Edith Wilson was one of the early ‘Divas’ who recorded Blues songs for the newly discovered ‘race market‘ in the early 20s. She had quite a few hit records and went on to find fame in the entertainment industry as a singer on stage and in nightclubs. She toured widely with her comedy revues, sang in front of some of the biggest swing bands of the era, and developed an acting career in films, on radio and in TV. Later she retired to do ‘good works’ but made a comeback that saw her take to the stage again in her 80s.
The radio show ‘Amos & Andy’ gave Edith a long-running role as Kingfish’s hectoring mother-in-law, and she played opposite Bogart and Bacall in the film ‘To Have and Have Not’, as well as appearing in several network TV shows.

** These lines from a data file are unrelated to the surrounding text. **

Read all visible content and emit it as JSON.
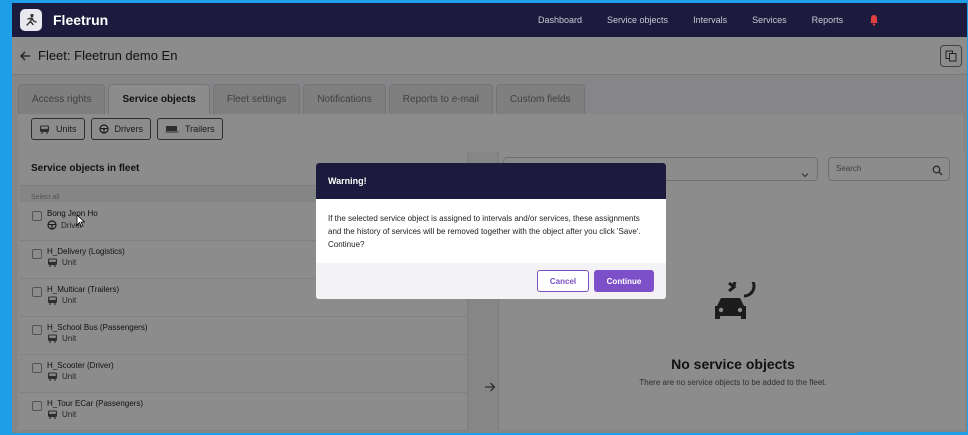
{
  "app": {
    "title": "Fleetrun",
    "logo_icon": "runner-logo-icon"
  },
  "nav": {
    "items": [
      "Dashboard",
      "Service objects",
      "Intervals",
      "Services",
      "Reports"
    ],
    "notification_icon": "bell-icon"
  },
  "page": {
    "title": "Fleet: Fleetrun demo En"
  },
  "tabs": [
    {
      "label": "Access rights",
      "active": false
    },
    {
      "label": "Service objects",
      "active": true
    },
    {
      "label": "Fleet settings",
      "active": false
    },
    {
      "label": "Notifications",
      "active": false
    },
    {
      "label": "Reports to e-mail",
      "active": false
    },
    {
      "label": "Custom fields",
      "active": false
    }
  ],
  "filters": {
    "units": "Units",
    "drivers": "Drivers",
    "trailers": "Trailers"
  },
  "left_panel": {
    "title": "Service objects in fleet",
    "select_all": "Select all",
    "items": [
      {
        "name": "Bong Jeon Ho",
        "type": "Driver"
      },
      {
        "name": "H_Delivery (Logistics)",
        "type": "Unit"
      },
      {
        "name": "H_Multicar (Trailers)",
        "type": "Unit"
      },
      {
        "name": "H_School Bus (Passengers)",
        "type": "Unit"
      },
      {
        "name": "H_Scooter (Driver)",
        "type": "Unit"
      },
      {
        "name": "H_Tour ECar (Passengers)",
        "type": "Unit"
      }
    ]
  },
  "right_panel": {
    "search_placeholder": "Search",
    "empty_title": "No service objects",
    "empty_subtitle": "There are no service objects to be added to the fleet."
  },
  "modal": {
    "title": "Warning!",
    "body": "If the selected service object is assigned to intervals and/or services, these assignments and the history of services will be removed together with the object after you click 'Save'. Continue?",
    "cancel": "Cancel",
    "continue": "Continue"
  },
  "colors": {
    "topbar": "#1c1b3d",
    "accent": "#7d4fc9",
    "frame": "#1f9ee8"
  }
}
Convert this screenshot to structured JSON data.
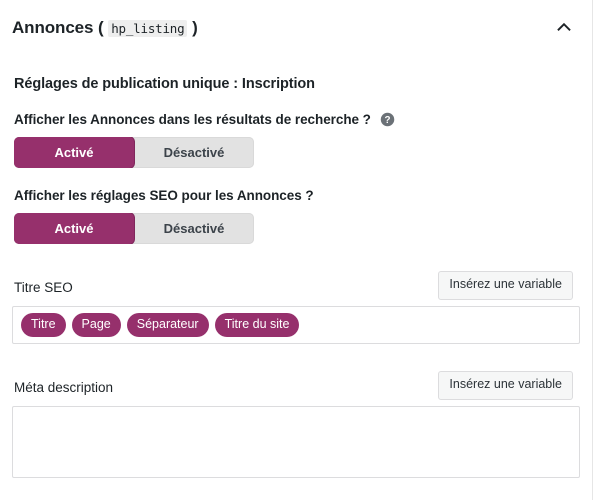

She may be best remembered on TV and radio as ‘Aunt Jemima’, the voice and face of Quaker pancake mix, a heavily stereotyped role she played with heart and dignity. By 1963, Edith had retired from performing to become secretary of the Negro Actors Guild as well as other work for charities and literary organisations. She was tempted back to the microphone ten years later to record and perform with Little Brother Montgomery, Eubie Blake and others, cutting a solo album for Delmark in 1976. Her last public appearance was at the Newport Jazz Festival in 1980, and she passed away the following year, aged 84.